* **WHAT THE TASK ASKS**
Copy all lines containing the string "history" from the records below.
---------- SOURCE DATA ----------
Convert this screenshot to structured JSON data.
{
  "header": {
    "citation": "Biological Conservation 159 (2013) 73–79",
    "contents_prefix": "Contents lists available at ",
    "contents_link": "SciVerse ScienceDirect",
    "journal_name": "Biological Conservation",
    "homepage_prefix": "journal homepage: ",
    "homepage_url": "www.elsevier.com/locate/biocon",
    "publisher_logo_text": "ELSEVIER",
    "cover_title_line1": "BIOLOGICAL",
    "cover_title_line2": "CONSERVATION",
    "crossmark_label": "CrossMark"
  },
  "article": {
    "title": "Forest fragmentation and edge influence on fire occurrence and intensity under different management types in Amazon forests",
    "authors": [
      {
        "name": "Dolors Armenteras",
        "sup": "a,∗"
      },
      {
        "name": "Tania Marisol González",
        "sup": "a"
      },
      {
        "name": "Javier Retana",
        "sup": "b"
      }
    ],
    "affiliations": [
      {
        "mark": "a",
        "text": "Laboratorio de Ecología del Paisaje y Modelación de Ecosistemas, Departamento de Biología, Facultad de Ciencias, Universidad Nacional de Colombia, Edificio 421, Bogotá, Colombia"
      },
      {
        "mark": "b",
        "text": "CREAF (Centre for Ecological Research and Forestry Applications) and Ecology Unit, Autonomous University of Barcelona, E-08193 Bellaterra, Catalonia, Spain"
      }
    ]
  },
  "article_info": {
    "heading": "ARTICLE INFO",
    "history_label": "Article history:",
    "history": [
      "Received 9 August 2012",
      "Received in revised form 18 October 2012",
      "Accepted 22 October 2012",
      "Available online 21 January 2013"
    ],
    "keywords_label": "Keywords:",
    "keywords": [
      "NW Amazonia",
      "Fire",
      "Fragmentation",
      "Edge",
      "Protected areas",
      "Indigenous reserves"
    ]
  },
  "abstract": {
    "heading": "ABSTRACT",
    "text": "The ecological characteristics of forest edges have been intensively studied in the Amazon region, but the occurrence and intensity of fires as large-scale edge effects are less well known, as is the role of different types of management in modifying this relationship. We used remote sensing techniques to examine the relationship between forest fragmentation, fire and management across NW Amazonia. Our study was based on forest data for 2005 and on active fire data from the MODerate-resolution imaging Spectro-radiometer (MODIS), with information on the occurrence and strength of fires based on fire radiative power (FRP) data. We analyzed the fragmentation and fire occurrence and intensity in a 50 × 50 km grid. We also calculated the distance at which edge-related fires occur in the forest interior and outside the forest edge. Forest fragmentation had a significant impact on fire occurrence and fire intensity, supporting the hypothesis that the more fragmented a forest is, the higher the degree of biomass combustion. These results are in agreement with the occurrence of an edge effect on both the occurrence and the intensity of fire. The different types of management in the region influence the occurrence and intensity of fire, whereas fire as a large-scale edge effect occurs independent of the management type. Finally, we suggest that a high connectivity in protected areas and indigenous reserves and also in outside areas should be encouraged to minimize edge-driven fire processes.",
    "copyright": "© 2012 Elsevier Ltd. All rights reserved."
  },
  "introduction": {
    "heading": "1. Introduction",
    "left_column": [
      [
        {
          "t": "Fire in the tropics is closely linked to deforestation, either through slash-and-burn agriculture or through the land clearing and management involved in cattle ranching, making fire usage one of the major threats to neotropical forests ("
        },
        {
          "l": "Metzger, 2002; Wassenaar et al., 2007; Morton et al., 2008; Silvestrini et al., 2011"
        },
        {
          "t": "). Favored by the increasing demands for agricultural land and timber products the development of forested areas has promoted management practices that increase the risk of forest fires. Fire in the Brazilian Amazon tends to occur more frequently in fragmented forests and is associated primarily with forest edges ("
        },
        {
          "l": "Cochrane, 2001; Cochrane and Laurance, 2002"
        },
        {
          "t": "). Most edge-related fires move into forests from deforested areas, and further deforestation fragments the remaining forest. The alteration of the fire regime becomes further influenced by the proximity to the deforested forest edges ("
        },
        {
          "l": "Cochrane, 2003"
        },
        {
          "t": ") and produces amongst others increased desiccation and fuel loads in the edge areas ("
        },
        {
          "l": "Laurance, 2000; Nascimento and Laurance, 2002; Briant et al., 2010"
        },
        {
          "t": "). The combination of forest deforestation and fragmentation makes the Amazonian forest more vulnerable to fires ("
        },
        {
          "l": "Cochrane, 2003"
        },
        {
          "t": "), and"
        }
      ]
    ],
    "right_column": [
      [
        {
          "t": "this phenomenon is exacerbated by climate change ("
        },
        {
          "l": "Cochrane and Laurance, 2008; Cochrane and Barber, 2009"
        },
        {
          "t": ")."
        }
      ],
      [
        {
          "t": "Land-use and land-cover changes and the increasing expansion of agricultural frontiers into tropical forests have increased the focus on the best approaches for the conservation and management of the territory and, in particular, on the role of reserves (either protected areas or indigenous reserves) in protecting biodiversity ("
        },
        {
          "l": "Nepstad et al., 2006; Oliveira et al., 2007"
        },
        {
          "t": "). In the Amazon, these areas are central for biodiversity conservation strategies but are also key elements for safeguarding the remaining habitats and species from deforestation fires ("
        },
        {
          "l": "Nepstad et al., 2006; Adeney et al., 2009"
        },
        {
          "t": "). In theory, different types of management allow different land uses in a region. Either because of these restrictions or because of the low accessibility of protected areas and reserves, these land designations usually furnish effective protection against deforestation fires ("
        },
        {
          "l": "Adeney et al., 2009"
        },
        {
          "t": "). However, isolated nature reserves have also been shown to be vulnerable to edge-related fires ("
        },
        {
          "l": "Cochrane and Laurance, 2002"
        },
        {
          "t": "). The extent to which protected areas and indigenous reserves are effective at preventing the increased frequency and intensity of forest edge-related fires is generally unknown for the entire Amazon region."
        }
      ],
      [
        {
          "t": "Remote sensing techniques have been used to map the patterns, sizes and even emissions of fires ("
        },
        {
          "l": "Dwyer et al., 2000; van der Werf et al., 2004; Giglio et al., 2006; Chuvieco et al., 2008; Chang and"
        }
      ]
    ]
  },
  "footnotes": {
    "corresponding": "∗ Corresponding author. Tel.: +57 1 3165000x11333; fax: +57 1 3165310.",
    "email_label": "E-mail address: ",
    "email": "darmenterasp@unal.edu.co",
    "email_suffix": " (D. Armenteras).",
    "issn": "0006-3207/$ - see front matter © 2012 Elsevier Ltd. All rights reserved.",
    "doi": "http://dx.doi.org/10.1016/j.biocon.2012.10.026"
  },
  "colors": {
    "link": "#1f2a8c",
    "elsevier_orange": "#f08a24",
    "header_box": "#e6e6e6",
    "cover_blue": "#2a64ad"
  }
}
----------
* **ANSWER AREA**
    "history_label": "Article history:",
    "history": [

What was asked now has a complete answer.